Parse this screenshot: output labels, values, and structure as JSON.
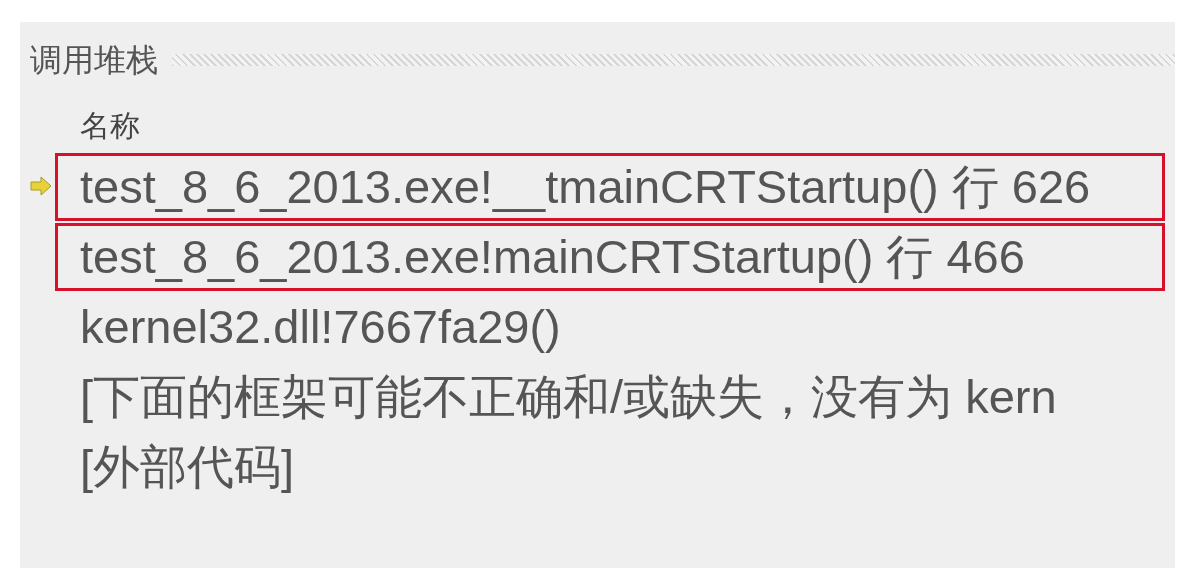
{
  "panel": {
    "title": "调用堆栈"
  },
  "columns": [
    "名称"
  ],
  "frames": [
    {
      "text": "test_8_6_2013.exe!__tmainCRTStartup() 行 626",
      "current": true,
      "highlighted": true
    },
    {
      "text": "test_8_6_2013.exe!mainCRTStartup() 行 466",
      "current": false,
      "highlighted": true
    },
    {
      "text": "kernel32.dll!7667fa29()",
      "current": false,
      "highlighted": false
    },
    {
      "text": "[下面的框架可能不正确和/或缺失，没有为 kern",
      "current": false,
      "highlighted": false
    },
    {
      "text": "[外部代码]",
      "current": false,
      "highlighted": false
    }
  ]
}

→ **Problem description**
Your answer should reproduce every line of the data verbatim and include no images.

→ **Result**
Parse this screenshot: output labels, values, and structure as JSON.
{
  "panel": {
    "title": "调用堆栈"
  },
  "columns": [
    "名称"
  ],
  "frames": [
    {
      "text": "test_8_6_2013.exe!__tmainCRTStartup() 行 626",
      "current": true,
      "highlighted": true
    },
    {
      "text": "test_8_6_2013.exe!mainCRTStartup() 行 466",
      "current": false,
      "highlighted": true
    },
    {
      "text": "kernel32.dll!7667fa29()",
      "current": false,
      "highlighted": false
    },
    {
      "text": "[下面的框架可能不正确和/或缺失，没有为 kern",
      "current": false,
      "highlighted": false
    },
    {
      "text": "[外部代码]",
      "current": false,
      "highlighted": false
    }
  ]
}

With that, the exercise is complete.